— Exercise goal —
Show all lines from the records below in which the string "COLLECTION" is present.

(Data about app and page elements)
↓

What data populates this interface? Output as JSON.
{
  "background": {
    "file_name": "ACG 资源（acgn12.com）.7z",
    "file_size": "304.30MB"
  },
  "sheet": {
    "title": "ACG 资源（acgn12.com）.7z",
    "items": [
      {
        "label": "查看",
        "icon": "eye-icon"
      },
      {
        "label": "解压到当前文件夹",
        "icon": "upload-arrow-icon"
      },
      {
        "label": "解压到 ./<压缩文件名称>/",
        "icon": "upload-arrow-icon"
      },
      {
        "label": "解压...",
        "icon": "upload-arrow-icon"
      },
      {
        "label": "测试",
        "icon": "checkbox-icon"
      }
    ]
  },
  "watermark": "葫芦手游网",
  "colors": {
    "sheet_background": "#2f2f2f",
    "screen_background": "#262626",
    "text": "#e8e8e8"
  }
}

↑
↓

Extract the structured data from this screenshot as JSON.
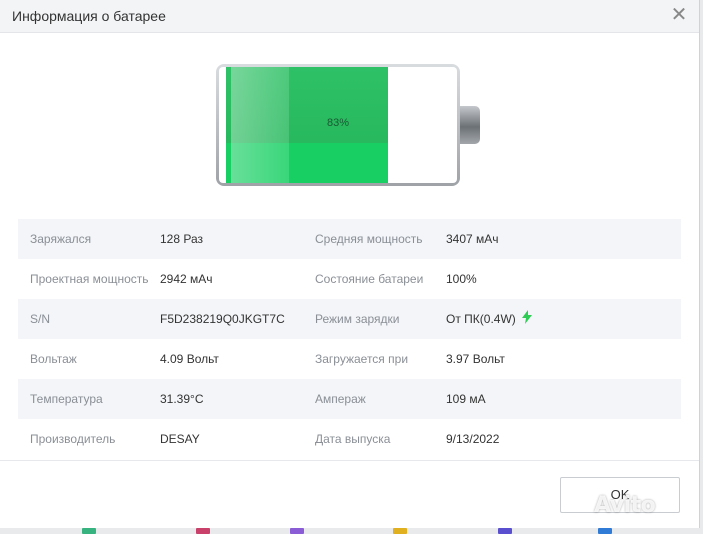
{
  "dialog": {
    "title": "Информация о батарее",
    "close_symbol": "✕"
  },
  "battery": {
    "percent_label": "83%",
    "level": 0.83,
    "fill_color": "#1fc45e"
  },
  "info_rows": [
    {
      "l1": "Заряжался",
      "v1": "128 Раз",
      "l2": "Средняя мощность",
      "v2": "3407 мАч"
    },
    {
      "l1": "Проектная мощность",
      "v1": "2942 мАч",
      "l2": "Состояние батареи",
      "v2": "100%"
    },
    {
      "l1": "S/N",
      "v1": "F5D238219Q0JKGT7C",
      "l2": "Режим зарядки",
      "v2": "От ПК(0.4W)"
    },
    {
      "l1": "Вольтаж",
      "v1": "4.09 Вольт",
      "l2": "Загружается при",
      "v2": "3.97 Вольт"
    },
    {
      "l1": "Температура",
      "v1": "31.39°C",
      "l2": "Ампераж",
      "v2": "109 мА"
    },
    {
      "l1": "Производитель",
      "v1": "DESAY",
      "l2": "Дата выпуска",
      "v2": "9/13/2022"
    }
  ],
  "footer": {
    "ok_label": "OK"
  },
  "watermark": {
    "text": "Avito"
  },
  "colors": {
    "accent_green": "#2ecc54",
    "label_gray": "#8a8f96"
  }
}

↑
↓

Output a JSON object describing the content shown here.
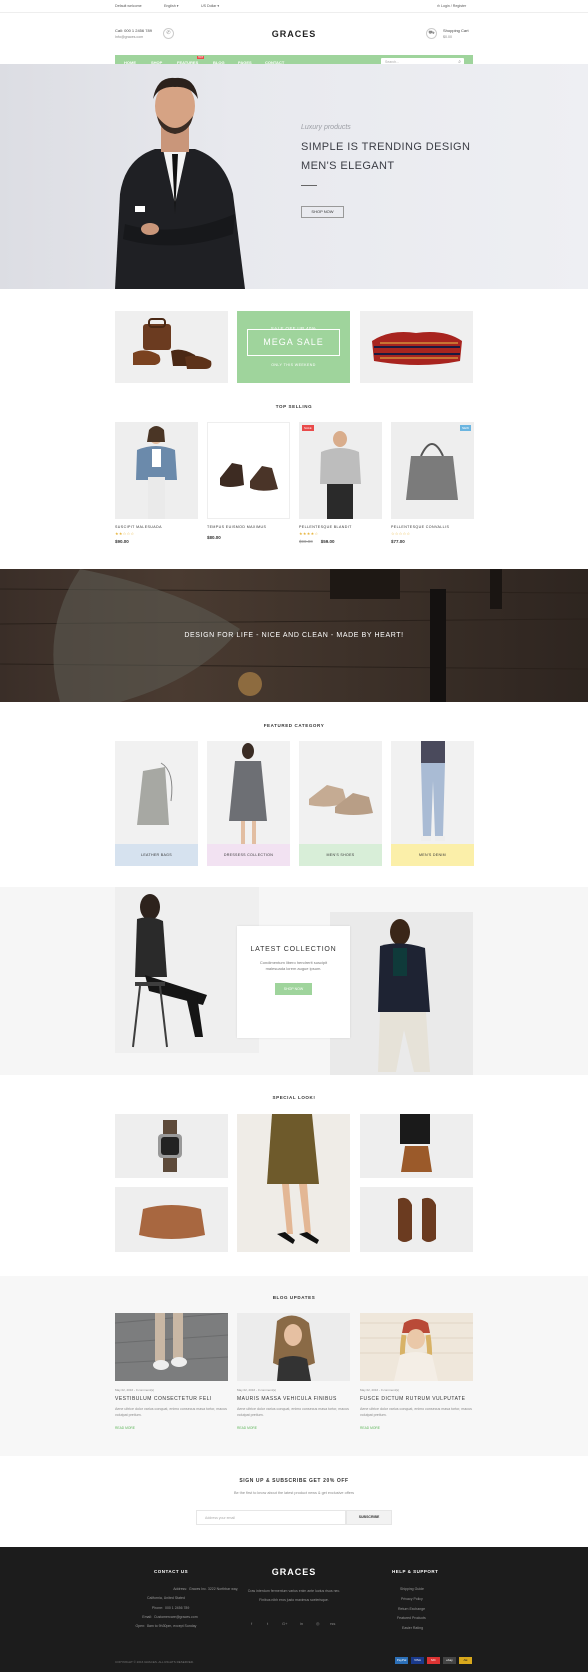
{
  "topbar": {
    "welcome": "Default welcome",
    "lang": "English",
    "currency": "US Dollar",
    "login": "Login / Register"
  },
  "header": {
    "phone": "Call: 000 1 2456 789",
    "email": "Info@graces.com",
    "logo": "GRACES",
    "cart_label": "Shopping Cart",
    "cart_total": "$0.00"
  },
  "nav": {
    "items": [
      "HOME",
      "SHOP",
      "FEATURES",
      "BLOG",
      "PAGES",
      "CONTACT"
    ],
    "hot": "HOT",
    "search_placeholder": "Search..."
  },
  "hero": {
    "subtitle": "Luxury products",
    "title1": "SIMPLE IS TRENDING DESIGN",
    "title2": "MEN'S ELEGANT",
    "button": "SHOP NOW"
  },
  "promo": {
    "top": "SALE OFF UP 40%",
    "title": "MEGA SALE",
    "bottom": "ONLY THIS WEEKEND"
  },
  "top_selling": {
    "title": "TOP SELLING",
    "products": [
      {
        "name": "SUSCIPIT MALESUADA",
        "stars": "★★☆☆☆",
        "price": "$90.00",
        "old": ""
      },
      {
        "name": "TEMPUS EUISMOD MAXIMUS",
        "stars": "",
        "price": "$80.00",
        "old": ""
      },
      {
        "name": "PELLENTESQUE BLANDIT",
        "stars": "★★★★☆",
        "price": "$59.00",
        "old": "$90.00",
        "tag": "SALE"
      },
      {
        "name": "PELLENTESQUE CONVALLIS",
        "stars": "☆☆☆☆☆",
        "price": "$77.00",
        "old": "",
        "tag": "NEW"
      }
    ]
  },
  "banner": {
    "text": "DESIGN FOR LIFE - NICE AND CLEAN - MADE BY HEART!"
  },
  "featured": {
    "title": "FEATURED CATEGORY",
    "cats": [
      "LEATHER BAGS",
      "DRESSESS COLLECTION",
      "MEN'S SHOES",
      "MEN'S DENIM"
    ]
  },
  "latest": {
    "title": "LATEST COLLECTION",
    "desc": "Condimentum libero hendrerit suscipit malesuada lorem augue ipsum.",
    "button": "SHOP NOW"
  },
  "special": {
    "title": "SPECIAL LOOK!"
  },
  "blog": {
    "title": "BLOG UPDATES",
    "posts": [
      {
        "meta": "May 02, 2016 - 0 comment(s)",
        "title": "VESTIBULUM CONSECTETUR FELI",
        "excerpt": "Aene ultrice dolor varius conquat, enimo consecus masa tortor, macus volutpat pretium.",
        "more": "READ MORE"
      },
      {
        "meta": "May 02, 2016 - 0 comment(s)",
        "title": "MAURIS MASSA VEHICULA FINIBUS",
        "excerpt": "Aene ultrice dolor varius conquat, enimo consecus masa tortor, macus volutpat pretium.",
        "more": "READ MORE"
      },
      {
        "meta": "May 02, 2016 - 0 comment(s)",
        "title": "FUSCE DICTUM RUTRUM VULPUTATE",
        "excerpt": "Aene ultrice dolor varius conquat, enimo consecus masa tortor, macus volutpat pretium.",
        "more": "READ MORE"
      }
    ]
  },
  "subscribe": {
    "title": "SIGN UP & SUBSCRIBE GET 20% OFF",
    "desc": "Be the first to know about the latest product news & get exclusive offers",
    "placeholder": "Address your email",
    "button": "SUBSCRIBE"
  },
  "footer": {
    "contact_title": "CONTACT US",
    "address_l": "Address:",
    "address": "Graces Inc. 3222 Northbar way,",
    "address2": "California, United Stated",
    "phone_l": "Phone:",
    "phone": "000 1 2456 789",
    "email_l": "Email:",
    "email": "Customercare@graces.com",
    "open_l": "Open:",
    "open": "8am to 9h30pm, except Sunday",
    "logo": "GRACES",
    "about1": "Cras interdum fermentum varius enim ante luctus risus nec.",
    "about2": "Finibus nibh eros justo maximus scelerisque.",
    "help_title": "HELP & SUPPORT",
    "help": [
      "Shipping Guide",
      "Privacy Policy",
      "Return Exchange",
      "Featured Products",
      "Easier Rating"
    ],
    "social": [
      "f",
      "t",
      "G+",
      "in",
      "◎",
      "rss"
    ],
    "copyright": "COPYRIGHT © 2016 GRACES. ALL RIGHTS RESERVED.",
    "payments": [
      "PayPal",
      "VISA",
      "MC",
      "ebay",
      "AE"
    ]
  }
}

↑

— Response —
      "DRESSESS COLLECTION",
    "title": "LATEST COLLECTION",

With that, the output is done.